The Fairfax County Health Care Advisory Board last night recommended permitting Straight Inc., a youth drug-treatment program, to open a branch in the county, but expressed concern over the program's proposed medical, recreational and nutritional plans for its clients.
The advisory board, which reviews all applications for health facilities, cited a critical shortage of drug-treatment programs for youths in making its recommendation to county planners and the Fairfax Board of Supervisors.
Straight Inc., based in St. Petersburg, Fla., operates centers in four cities. Its program has been praised loudly by parents whose children have been weaned from drug abuse, and criticized by other parents who say the treatment methods are too intense.
The Straight program accepts youngsters aged 12 to 21 with drug and alcohol abuse problems. The program operates with seven phases during which clients advance based on attitude changes. They are closely watched during the first three phases.
Board members were especially concerned with treatment during those initial stages of the program. "I'm very concerned about the rights of the individuals," said board member Mary Grace Lintz. "You are in a sense taking that child and locking him up."
Ted Prophett, a parent of a youth treated in the program, said Straight is "tough for the kids initially," but the long counseling sessions and peer pressure used by the program eventually help draw the youths out of their drug-related life style.
Board members questioned the program's practice of accepting youngsters' word about drug use rather than performing medical screening tests, the adequacy of the training given the program's paraprofessionals, the adequacy of recreation in the early stages of treatment when youths are kept mostly inside a building for long counseling sessions and whether meal plans are adequate.
The proposed Straight center in Fairfax County would be open to youngsters from throughout the metropolitan area and charge clients $4,000 to participate, almost double the fee charged in the four cities where it already operates. Prophett said the higher fees are necessary because of higher rents and salaries in this area.
The local organizers for Straight Inc. say they need about $450,000 to launch the program and have been soliciting private donations since February. Once the program opens, it is funded primarily through client fees; the program's representatives say it uses no government funds.
Three parents whose children are now in the St. Petersburg facility presented Straight Inc.'s application to the board, which criticized Straight for not sending program officials. "Some of our questions could have been better addressed by someone with more training," said Bill Carter, one board member.
But board members said they were impressed with the accounts of the parents, who described their personal successes with the program.
Prophett said Straight Inc. proposes to open the Fairfax facility in October and is considering renting a warehouse at 5515 Backlick Rd. in the Shirley industrial complex.

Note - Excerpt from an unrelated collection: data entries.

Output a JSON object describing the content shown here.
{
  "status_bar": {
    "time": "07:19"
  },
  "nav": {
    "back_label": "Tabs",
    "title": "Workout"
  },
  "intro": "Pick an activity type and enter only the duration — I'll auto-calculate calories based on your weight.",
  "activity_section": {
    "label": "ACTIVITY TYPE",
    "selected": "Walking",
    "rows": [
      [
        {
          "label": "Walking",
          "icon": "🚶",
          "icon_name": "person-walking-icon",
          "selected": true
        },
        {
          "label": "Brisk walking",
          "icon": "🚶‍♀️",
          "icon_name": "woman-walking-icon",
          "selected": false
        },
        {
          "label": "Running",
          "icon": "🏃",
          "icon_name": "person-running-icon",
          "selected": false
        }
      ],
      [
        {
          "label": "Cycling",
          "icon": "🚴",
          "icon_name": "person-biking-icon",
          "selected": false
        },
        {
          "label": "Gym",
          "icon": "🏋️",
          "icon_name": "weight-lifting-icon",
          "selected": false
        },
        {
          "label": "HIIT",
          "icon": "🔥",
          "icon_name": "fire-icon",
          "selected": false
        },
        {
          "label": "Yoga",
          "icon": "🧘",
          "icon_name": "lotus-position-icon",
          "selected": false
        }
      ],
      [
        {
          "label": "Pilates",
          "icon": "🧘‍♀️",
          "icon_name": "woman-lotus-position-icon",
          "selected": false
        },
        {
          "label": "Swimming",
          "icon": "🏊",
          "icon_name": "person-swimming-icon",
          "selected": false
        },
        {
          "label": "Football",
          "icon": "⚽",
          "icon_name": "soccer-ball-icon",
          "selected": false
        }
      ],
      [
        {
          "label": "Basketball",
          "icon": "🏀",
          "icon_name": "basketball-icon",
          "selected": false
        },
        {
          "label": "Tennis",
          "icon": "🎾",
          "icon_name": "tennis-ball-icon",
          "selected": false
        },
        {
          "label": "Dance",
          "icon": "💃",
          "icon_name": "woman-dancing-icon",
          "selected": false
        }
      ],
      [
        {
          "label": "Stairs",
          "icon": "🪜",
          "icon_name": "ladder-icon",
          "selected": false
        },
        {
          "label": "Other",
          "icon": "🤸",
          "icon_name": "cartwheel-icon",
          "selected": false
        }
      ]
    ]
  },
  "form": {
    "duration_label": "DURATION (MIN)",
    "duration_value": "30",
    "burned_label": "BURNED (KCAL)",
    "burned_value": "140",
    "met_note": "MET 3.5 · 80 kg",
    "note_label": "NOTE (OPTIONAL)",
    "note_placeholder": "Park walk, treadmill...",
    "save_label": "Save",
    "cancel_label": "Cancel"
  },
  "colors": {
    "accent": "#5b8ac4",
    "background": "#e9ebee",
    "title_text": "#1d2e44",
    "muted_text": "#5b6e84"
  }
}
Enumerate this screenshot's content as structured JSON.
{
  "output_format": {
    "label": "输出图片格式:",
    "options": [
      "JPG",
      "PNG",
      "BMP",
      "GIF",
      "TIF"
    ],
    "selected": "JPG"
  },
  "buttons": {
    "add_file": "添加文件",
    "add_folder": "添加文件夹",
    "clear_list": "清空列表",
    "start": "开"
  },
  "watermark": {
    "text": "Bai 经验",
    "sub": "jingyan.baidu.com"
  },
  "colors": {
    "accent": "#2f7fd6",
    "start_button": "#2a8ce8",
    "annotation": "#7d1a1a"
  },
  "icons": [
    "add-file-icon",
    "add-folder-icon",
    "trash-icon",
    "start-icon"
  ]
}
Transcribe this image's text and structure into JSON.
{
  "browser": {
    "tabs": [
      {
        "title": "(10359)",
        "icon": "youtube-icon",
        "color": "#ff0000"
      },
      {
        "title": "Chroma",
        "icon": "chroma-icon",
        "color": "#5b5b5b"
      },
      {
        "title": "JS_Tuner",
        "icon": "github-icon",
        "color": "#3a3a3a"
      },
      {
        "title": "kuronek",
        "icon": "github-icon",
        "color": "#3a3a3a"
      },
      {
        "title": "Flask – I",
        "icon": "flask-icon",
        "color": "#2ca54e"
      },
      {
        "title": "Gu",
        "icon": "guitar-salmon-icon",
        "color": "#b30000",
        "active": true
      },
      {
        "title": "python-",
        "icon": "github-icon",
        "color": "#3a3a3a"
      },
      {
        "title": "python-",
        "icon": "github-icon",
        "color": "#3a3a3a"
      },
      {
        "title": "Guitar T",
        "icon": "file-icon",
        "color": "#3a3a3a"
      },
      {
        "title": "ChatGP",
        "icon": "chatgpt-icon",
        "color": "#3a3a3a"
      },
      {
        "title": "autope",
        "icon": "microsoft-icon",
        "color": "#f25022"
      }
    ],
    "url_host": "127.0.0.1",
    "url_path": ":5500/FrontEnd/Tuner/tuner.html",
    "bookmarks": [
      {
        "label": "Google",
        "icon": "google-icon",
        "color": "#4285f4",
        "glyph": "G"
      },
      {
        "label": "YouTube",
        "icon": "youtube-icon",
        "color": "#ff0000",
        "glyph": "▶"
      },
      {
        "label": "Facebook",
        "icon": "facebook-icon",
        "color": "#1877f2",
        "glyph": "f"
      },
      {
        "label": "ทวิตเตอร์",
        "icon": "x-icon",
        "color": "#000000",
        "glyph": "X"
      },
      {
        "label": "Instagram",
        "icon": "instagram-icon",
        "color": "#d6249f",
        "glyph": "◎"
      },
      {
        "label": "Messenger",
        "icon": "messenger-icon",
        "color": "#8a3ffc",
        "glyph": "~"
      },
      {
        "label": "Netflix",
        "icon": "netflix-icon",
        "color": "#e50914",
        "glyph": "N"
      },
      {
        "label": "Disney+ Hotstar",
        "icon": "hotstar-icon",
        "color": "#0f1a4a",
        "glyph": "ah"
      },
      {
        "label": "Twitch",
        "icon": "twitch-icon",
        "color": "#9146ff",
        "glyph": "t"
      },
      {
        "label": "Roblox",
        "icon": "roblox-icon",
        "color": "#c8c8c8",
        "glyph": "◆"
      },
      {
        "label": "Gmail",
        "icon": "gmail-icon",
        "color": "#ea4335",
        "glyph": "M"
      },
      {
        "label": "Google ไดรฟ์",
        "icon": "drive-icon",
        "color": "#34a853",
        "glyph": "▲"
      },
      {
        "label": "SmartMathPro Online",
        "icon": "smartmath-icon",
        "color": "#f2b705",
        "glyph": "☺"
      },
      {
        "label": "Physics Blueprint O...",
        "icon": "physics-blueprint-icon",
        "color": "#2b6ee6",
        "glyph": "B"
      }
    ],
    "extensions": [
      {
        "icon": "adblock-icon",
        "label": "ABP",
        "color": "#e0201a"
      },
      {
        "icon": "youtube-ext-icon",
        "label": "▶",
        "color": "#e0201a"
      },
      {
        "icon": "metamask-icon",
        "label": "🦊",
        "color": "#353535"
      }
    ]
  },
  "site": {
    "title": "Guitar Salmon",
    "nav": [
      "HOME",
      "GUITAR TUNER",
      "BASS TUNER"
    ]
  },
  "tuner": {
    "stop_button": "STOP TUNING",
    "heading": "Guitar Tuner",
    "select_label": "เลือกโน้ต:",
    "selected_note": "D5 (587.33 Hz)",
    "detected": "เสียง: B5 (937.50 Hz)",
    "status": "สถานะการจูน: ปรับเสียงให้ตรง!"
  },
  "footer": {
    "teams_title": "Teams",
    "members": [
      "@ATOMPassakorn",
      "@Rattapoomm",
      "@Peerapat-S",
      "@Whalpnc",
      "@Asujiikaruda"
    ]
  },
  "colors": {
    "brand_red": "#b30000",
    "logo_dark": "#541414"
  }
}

About 140 youths from the Washington area who are now enrolled in the St. Petersburg program would be transferred to Fairfax County in October. Enrollment would be expanded to 250 over the next two years, Prophett said.